For Hopeland, this recognition lasts year-round and is an integral part of our identity; which is why we’ve developed the FAMILY Campaign. As part of FAMILY, Hopeland will provide financial support to some of the most impoverished women in the world, truly empowering them to make decisions that are best for their families.
But why is such a campaign needed?
Often the poorest women in the world face difficult choices about whether they can keep their children with them at home. Sadly many women face such hardship that they are forced into an incredible bind where they truly believe their children are better off in an orphanage than at home.
Unfortunately, the fact that more than 80% of children in orphanages have at least one living parent is testimony to the fact that this is happening every day.
This means children in orphanages quite often aren’t “orphans” at all – and it absolutely stings to think about how detrimental institutionalized care is for the growth of the child:
For every three months spent in an orphanage a child loses one month of brain development.
Children in orphanages are often exploited for tourist dollars. This is disgusting, especially when you consider that orphanage tourism can lead to children developing attachments to strangers they’ll never see again – perpetuating feelings of abandonment
In many cases, children living in orphanages are being denied basic supplies of food, education, and safety
If poverty is causing family separation and putting children at risk of abuse, trafficking, and violence then we can all agree that something must be done.
There is not enough awareness of the reality of orphanages and that solutions do exist.
Hopeland is working to prevent children from being placed in orphanages in the first place, to reunite the 80% of children in orphanages who have living parents, and to mobilize families around the world to care for those who truly have no one.
Together we can follow through on the commitments made on International Women’s Day and ensure that even the poorest children in the world have a safe, loving family, not a life of despair and abuse in an orphanage – all thanks to the fierce and powerful mothers that we – and you – have supported.
There are an estimated 25 million children growing up without their families around the world, including 8 million in institutions, 12 million on the streets, and 5 million trafficked or unaccompanied minor refugees. The reality is that most of these children, even those in orphanages have living parents.

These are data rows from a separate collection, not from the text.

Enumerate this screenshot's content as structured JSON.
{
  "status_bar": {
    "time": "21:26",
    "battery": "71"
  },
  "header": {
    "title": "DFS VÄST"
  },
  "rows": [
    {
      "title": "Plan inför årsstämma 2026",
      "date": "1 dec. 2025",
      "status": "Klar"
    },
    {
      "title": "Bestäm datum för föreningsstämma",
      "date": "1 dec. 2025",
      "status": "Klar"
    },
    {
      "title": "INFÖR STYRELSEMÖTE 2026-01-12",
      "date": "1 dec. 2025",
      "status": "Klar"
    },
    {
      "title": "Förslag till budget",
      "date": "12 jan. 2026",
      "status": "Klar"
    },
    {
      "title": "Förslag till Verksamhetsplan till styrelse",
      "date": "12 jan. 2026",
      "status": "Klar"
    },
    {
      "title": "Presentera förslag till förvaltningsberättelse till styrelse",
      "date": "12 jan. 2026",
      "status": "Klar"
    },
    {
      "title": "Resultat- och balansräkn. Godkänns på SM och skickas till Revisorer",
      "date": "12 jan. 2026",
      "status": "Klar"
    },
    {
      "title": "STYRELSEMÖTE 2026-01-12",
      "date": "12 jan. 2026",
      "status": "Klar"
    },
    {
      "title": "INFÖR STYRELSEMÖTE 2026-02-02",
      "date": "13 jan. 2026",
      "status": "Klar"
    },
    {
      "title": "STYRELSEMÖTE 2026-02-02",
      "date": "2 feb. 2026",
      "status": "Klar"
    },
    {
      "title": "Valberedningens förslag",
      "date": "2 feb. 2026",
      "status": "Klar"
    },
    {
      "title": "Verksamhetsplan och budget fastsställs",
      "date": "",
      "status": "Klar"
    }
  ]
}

Imagine the hardship you would have to go through before you felt that it was better for your child to be separated from you than living in your loving care and you will know the importance of helping the poorest mothers in the world.
Sadly there are many reasons why this heart-wrenching separation happens but some of the major factors are poverty, forced displacement, and lack of education. This month Hopeland is bringing specific attention to these issues because we are committed to working with others to advocate for children suffering without the loving care of their family.
We know from research by UNICEF that children make up nearly half of the 900 million people worldwide living in extreme poverty. Even those children who are not yet separated from their families are at daily risk of becoming the next child who will grow up alone. We at Hopeland can’t accept even one more child facing that situation.
There are many ways that vulnerable children around the world can be helped – for example a child born to a mother who can read is 50% more likely to survive past the age of 5. By tackling the causes of poverty, not just the symptoms, we can make it easier for families to stay together, making lives for children around the world safer.
The All Children Count campaign shows how Hopeland can partner with other organizations to change thinking. Our campaigns help children and families across the world and here in the US – you can read more about our FAMILY campaign and how together we can find better ways to keep children in families. This month, if you can imagine how painful it would be for your child to grow up without your love and support, please take time to support Hopeland by sharing our story.